Another big disagreement with InStat here; the comrades had her tied with Barnes for second-best of the evening, while I’d say she was no better than average.
I’d hoped that Carpenter and Purce would develop a relationship like Tobin Heath and Klingenberg have had on the left flank, but for whatever reason that hasn’t happened. Perhaps after another game or three..?
Menges (+3/-1 : +2/-5 : +5/-6) Menges’ PMR is deceptive, because five of her six minuses are for crap passing. Decent defensively, but wasted trying to start the attack because she had no outlet in midfield, or didn’t even try and find one, and her forwards were not getting open.
Reynolds (+1/-1 : +4/-5 : +5/-6) Kat Reynolds was another Thorns defender who looks bad because she tossed a lot of long passes into the air. Not terrific, but not awful, just kinda meh.
Ball (59′ – +5/-4 : +0/-0 : +5/-4) Mix of decent defending with poor long passing. Again, not bad, just part of a tough and unlucky night for the Portland defense.

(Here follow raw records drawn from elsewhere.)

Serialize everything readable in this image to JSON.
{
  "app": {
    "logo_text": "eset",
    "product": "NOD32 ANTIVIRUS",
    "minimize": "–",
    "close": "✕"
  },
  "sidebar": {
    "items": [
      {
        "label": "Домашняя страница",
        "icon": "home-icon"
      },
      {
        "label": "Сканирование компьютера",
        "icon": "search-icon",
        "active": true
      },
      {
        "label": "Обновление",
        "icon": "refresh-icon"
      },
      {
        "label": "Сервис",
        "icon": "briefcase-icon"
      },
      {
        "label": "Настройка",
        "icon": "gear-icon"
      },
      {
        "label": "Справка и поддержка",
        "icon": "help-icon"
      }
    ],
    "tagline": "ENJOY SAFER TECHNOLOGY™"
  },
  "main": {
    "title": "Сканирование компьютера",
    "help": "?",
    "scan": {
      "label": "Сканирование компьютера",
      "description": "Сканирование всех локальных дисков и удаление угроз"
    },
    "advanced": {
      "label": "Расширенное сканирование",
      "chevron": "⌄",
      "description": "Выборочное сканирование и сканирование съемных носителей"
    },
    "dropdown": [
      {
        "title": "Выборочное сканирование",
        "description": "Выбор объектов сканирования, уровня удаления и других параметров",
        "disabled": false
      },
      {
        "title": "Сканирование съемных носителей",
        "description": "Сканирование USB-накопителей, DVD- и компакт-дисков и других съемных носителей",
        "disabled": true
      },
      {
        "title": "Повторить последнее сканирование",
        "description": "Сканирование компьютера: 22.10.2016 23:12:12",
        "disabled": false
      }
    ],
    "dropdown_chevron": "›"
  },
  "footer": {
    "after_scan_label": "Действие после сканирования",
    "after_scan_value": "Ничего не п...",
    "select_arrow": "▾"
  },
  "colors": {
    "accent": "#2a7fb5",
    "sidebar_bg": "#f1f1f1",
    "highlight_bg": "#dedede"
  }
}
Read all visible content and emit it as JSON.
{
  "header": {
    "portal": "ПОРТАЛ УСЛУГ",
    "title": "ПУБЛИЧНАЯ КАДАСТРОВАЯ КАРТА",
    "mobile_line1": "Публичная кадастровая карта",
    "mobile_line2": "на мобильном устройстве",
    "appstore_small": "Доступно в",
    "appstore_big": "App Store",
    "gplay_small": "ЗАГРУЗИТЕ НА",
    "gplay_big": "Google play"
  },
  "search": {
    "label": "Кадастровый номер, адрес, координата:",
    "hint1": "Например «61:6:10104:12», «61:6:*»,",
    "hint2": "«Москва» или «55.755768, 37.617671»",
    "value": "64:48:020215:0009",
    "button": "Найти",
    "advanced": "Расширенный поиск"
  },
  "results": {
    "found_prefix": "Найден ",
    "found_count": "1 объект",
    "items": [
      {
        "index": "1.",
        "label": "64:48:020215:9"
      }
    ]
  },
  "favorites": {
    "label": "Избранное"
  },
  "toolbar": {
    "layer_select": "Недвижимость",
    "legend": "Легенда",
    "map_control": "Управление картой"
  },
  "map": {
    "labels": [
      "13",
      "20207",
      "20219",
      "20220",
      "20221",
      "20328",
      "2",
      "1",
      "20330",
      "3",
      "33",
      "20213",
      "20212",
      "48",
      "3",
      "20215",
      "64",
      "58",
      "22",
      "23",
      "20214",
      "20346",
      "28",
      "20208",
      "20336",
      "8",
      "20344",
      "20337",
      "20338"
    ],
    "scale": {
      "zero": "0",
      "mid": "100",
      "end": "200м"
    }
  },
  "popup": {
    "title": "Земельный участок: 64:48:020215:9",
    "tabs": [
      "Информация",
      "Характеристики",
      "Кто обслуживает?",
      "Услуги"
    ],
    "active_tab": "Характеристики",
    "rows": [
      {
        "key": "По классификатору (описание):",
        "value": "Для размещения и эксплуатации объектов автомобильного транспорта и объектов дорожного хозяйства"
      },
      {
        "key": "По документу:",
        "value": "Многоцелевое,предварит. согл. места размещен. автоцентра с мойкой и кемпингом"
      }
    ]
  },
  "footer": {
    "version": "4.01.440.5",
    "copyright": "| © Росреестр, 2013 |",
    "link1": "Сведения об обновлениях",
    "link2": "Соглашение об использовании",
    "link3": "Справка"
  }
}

Charley (31′ – +5/-3) What can I say? Did what she does – charge around attacking anything that moved – got little service, and wasn’t able to be a game-changer when she did.
Klingenberg (+3/-7 : +2/-6 : +5/-13) The first truly unimpressive match from Kling this season. Decent defensively but a metric ton of poor passing, eleven of her thirteen minuses; a sketchy match on a night when the whole team around her was sketchy.
Eckerstrom (+0/-0 : +1/-0 : +1/-0) Largely abandoned by her defenders on the concession, and largely untested other than that, Eckerstrom was unlucky to be on the wrong end of the scoreline, but, then, that’s goalkeeping.
Coach Parsons – Not really a good outing for the gaffer. The internationals, and especially Sinclair, looked unready for their return to the NWSL pitch. The team as a whole looked slow and out of touch, and the attack, in particular, looked pawky and unable to solve the defensive block Tacoma threw up.
The coach obviously saw that he and his team had a problem; “We’ve got to get better.” was his summation of the night, and I agree. This won’t do going forward.
There’s really nothing to do but that; this one is lost, and the team and the coach have to look ahead to Orlando here next week, and beyond. The importance is to learn from this.
As Sun Tzu wrote: “…if you know your enemies and know yourself, you will not be imperiled in a hundred battles; if you do not know your enemies but do know yourself, you will win one and lose one; if you do not know your enemies nor yourself, you will be imperiled in every single battle.”
If the Thorns learn from this match then one lost battle is just one lost battle, and the campaign for the championship goes on.